“Where the hell have you been?” her mother yelled at me.
Hannah looked over at me, looked me up and down, and laughed. I wore a black pinstripe dress that flared out with tulle underneath. I had on bright red lipstick and clunky baby-doll shoes. I’d been at a dance for young people in recovery.
Just yesterday, here in 2020, Hannah posted on my Facebook, Do you remember helping deliver Mariah while you wore a cocktail dress? She still lives in Memphis, or at least near it, and manages a restaurant like the one where we once worked together. She has three more children. I’m in Denton, Texas, where I’m continuing to study literature and writing, a little older than the other graduate students, but that’s okay. After all, my life had a treacherous detour. I responded to Hannah, Yes, of course, I remember. Mariah’s birth is the only birth I ever witnessed, the only baby I helped bring into the world. I also might not be here if it weren’t for Hannah. Though she and I rarely speak, her own sobriety now tenuous, I will never forget all the moments I’ve shared with her.
But back in the fall of 2005, I told Hannah to push. Sweat rolled down her forehead. She cussed at me a few times, and when I let go of her hand, she screamed for me to hold on. Her legs shook. The room was like all hospital rooms. Off-white. Fluorescent lights. A smell of sterility. Hannah cried. Said she couldn’t do it. Couldn’t push. I told her she could. The baby was crowning. Her little head poking out into the brief crack of light that comes between two eternities of darkness, as Nabokov writes in Speak, Memory. Hannah pushed again, and Mariah’s tiny body slid out, naked, shaking. Blood slung across my fancy shoes. The umbilical cord was cut, and Mariah was swaddled and placed in Hannah’s arms. What an ecstatic moment. To burst out of the void and into the light.
Rumpus original art by Lisa Marie Thompson.

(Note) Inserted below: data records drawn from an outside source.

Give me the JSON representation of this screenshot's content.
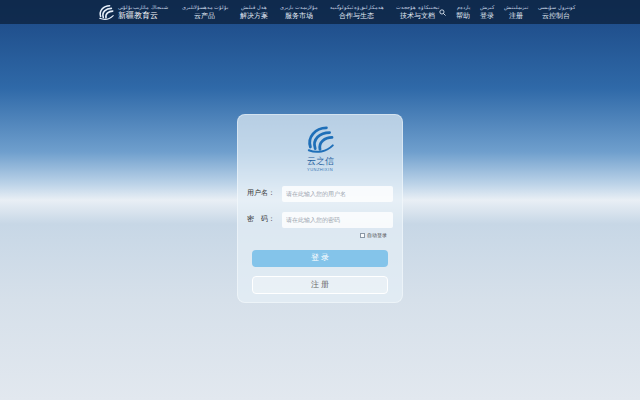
{
  "nav": {
    "logo": {
      "title": "新疆教育云",
      "subtitle": "شىنجاڭ مائارىپ بۇلۇتى"
    },
    "items": [
      {
        "label": "云产品",
        "subtitle": "بۇلۇت مەھسۇلاتلىرى"
      },
      {
        "label": "解决方案",
        "subtitle": "ھەل قىلىش"
      },
      {
        "label": "服务市场",
        "subtitle": "مۇلازىمەت بازىرى"
      },
      {
        "label": "合作与生态",
        "subtitle": "ھەمكارلىق ۋە ئېكولوگىيە"
      },
      {
        "label": "技术与文档",
        "subtitle": "تېخنىكا ۋە ھۆججەت"
      }
    ],
    "right_items": [
      {
        "label": "帮助",
        "subtitle": "ياردەم"
      },
      {
        "label": "登录",
        "subtitle": "كىرىش"
      },
      {
        "label": "注册",
        "subtitle": "تىزىملىتىش"
      },
      {
        "label": "云控制台",
        "subtitle": "كونترول سۇپىسى"
      }
    ]
  },
  "login": {
    "logo": {
      "title": "云之信",
      "subtitle": "YUNZHIXIN"
    },
    "fields": [
      {
        "label": "用户名：",
        "placeholder": "请在此输入您的用户名",
        "kind": "text"
      },
      {
        "label": "密　码：",
        "placeholder": "请在此输入您的密码",
        "kind": "password"
      }
    ],
    "remember": {
      "label": "自动登录",
      "checked": false
    },
    "buttons": [
      {
        "label": "登 录",
        "kind": "primary"
      },
      {
        "label": "注 册",
        "kind": "secondary"
      }
    ]
  }
}
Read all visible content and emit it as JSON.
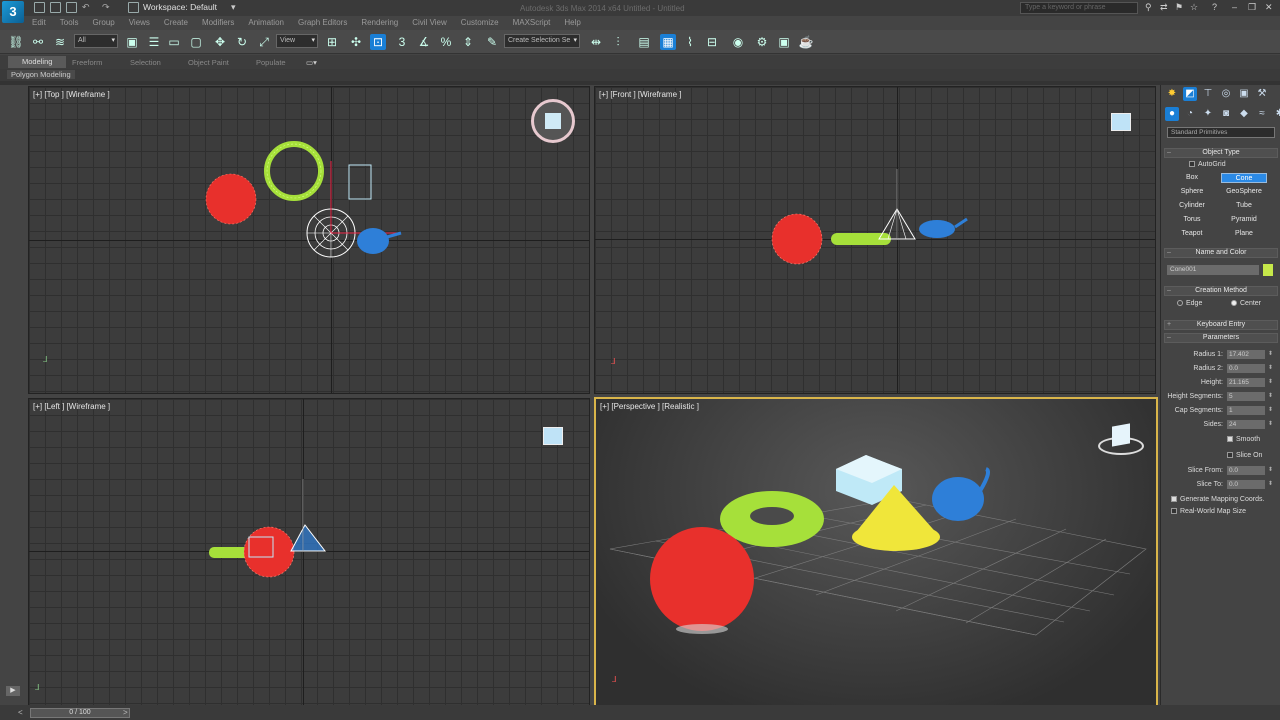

Voices on Addiction is a column devoted to true personal narratives of addiction, curated by Kelly Thompson, and authored by the spectrum of individuals affected by this illness. Through these essays, interviews, and book reviews we hope—in the words of Rebecca Solnit—to break the story by breaking the status quo of addiction: the shame, stigma, and hopelessness, and the lies and myths that surround it. Sisters, brothers, mothers, fathers, adult children, extended family members, spouses, friends, employers or employees, boyfriends, girlfriends, neighbors, victims of crimes, and those who’ve committed crimes as addicts, and the personnel who often serve them, nurses, doctors, social workers, therapists, prison guards, police officers, policy makers and, of course, addicts themselves: Voices on Addiction will feature your stories. Because the story of addiction impacts us all. It’s time we break it. Submit here.